### WORK ORDER
All of the records below should be retyped exactly, with no pictures included.

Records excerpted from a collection
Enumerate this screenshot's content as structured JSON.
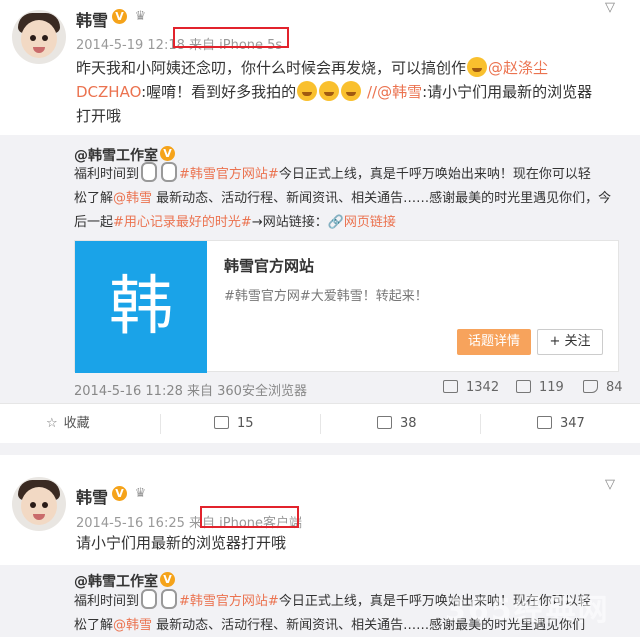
{
  "post1": {
    "username": "韩雪",
    "vip_badge": "V",
    "meta": "2014-5-19 12:18 来自 iPhone 5s",
    "body_parts": [
      "昨天我和小阿姨还念叨，你什么时候会再发烧，可以搞创作",
      "@赵涤尘DCZHAO",
      ":喔唷！看到好多我拍的",
      "//",
      "@韩雪",
      ":请小宁们用最新的浏览器打开哦"
    ]
  },
  "repost1": {
    "author": "@韩雪工作室",
    "line1_a": "福利时间到",
    "line1_hash": "#韩雪官方网站#",
    "line1_b": "今日正式上线，真是千呼万唤始出来呐！现在你可以轻",
    "line2_a": "松了解",
    "line2_mention": "@韩雪",
    "line2_b": " 最新动态、活动行程、新闻资讯、相关通告……感谢最美的时光里遇见你们，今",
    "line3_a": "后一起",
    "line3_hash": "#用心记录最好的时光#",
    "line3_b": "→网站链接：",
    "line3_link": "网页链接",
    "card_logo": "韩",
    "card_title": "韩雪官方网站",
    "card_desc": "#韩雪官方网#大爱韩雪！转起来！",
    "topic_button": "话题详情",
    "follow_button": "+ 关注",
    "meta": "2014-5-16 11:28 来自 360安全浏览器",
    "reposts": "1342",
    "comments": "119",
    "likes": "84"
  },
  "actions1": {
    "favorite": "收藏",
    "forward": "15",
    "comment": "38",
    "like": "347"
  },
  "post2": {
    "username": "韩雪",
    "vip_badge": "V",
    "meta": "2014-5-16 16:25 来自 iPhone客户端",
    "body": "请小宁们用最新的浏览器打开哦"
  },
  "repost2": {
    "author": "@韩雪工作室",
    "line1_a": "福利时间到",
    "line1_hash": "#韩雪官方网站#",
    "line1_b": "今日正式上线，真是千呼万唤始出来呐！现在你可以轻",
    "line2_a": "松了解",
    "line2_mention": "@韩雪",
    "line2_b": " 最新动态、活动行程、新闻资讯、相关通告……感谢最美的时光里遇见你们"
  },
  "watermark": "365经典网",
  "colors": {
    "link": "#eb7350",
    "highlight_box": "#e2232c",
    "vip": "#f5a31a",
    "card_blue": "#1aa3e8"
  }
}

### OUTPUT OF THE EXERCISE
Enumerate this screenshot's content as structured JSON.
{
  "post1": {
    "username": "韩雪",
    "vip_badge": "V",
    "meta": "2014-5-19 12:18 来自 iPhone 5s",
    "body_parts": [
      "昨天我和小阿姨还念叨，你什么时候会再发烧，可以搞创作",
      "@赵涤尘DCZHAO",
      ":喔唷！看到好多我拍的",
      "//",
      "@韩雪",
      ":请小宁们用最新的浏览器打开哦"
    ]
  },
  "repost1": {
    "author": "@韩雪工作室",
    "line1_a": "福利时间到",
    "line1_hash": "#韩雪官方网站#",
    "line1_b": "今日正式上线，真是千呼万唤始出来呐！现在你可以轻",
    "line2_a": "松了解",
    "line2_mention": "@韩雪",
    "line2_b": " 最新动态、活动行程、新闻资讯、相关通告……感谢最美的时光里遇见你们，今",
    "line3_a": "后一起",
    "line3_hash": "#用心记录最好的时光#",
    "line3_b": "→网站链接：",
    "line3_link": "网页链接",
    "card_logo": "韩",
    "card_title": "韩雪官方网站",
    "card_desc": "#韩雪官方网#大爱韩雪！转起来！",
    "topic_button": "话题详情",
    "follow_button": "+ 关注",
    "meta": "2014-5-16 11:28 来自 360安全浏览器",
    "reposts": "1342",
    "comments": "119",
    "likes": "84"
  },
  "actions1": {
    "favorite": "收藏",
    "forward": "15",
    "comment": "38",
    "like": "347"
  },
  "post2": {
    "username": "韩雪",
    "vip_badge": "V",
    "meta": "2014-5-16 16:25 来自 iPhone客户端",
    "body": "请小宁们用最新的浏览器打开哦"
  },
  "repost2": {
    "author": "@韩雪工作室",
    "line1_a": "福利时间到",
    "line1_hash": "#韩雪官方网站#",
    "line1_b": "今日正式上线，真是千呼万唤始出来呐！现在你可以轻",
    "line2_a": "松了解",
    "line2_mention": "@韩雪",
    "line2_b": " 最新动态、活动行程、新闻资讯、相关通告……感谢最美的时光里遇见你们"
  },
  "watermark": "365经典网",
  "colors": {
    "link": "#eb7350",
    "highlight_box": "#e2232c",
    "vip": "#f5a31a",
    "card_blue": "#1aa3e8"
  }
}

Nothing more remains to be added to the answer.